◆ Task goal ◆
Check each line of the entries for "JSON" and report the ones that have it.

◆ Input data ◆
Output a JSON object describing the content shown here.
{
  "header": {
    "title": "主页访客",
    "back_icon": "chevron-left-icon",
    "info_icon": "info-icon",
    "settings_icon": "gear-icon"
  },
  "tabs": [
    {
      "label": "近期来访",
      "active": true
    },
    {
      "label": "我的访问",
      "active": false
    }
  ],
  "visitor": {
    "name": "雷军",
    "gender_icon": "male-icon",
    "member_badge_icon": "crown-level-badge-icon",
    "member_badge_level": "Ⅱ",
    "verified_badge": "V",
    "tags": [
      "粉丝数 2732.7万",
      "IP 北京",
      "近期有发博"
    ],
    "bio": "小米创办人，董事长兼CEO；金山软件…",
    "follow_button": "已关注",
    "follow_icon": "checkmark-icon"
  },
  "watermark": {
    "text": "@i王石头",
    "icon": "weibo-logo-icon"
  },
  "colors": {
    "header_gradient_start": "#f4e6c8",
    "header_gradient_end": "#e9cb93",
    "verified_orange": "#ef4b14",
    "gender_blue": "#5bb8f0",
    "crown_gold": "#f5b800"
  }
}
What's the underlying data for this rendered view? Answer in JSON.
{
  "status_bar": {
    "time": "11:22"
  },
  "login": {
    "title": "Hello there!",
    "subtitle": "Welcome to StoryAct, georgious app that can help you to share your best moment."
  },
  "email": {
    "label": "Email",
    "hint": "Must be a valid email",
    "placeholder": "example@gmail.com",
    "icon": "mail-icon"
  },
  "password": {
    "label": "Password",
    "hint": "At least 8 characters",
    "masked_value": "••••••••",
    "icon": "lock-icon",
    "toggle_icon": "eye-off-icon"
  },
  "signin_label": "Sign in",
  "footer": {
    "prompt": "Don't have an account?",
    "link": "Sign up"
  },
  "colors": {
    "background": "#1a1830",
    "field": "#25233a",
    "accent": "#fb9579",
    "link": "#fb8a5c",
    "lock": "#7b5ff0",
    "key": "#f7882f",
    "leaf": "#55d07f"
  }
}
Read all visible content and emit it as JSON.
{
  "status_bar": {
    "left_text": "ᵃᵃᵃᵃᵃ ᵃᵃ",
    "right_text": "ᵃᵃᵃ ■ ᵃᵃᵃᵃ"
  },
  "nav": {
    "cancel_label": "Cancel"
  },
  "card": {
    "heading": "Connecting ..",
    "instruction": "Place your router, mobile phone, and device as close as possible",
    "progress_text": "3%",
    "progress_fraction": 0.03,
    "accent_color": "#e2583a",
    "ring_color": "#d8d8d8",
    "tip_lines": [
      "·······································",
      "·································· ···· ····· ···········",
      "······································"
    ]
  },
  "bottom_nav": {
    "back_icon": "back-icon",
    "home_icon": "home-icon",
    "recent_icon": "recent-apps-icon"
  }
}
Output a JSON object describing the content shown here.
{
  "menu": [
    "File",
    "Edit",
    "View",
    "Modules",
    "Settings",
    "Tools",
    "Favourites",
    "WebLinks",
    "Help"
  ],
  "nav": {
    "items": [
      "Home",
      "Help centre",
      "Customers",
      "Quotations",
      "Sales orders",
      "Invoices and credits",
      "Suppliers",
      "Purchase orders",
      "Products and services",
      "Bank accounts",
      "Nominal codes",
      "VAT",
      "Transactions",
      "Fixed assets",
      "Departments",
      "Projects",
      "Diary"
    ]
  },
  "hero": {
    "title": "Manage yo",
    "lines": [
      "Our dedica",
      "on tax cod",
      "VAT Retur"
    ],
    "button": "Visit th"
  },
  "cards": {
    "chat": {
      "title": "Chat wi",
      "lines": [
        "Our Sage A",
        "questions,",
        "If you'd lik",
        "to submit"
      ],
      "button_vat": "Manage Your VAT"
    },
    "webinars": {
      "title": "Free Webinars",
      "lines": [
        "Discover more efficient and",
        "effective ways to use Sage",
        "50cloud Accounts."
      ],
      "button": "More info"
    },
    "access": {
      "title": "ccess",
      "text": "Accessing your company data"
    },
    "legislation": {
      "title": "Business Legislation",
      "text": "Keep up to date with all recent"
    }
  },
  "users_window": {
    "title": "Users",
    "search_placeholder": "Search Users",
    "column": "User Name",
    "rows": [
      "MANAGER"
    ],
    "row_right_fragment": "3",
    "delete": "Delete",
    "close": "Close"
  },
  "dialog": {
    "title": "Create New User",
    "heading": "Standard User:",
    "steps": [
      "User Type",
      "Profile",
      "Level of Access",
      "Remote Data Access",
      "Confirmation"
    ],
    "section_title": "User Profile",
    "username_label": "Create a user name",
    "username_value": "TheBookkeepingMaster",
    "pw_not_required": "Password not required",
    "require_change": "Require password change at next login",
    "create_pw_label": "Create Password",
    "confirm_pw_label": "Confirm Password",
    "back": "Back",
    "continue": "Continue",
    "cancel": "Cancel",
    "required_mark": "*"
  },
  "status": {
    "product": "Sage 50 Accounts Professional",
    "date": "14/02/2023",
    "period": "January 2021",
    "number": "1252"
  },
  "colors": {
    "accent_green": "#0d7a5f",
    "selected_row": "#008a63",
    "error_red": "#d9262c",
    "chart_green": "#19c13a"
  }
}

◆ Answer for the task ◆
Output a JSON object describing the content shown here.
What's the underlying data for this rendered view? Answer in JSON.
Read all visible content and emit it as JSON.
Output a JSON object describing the content shown here.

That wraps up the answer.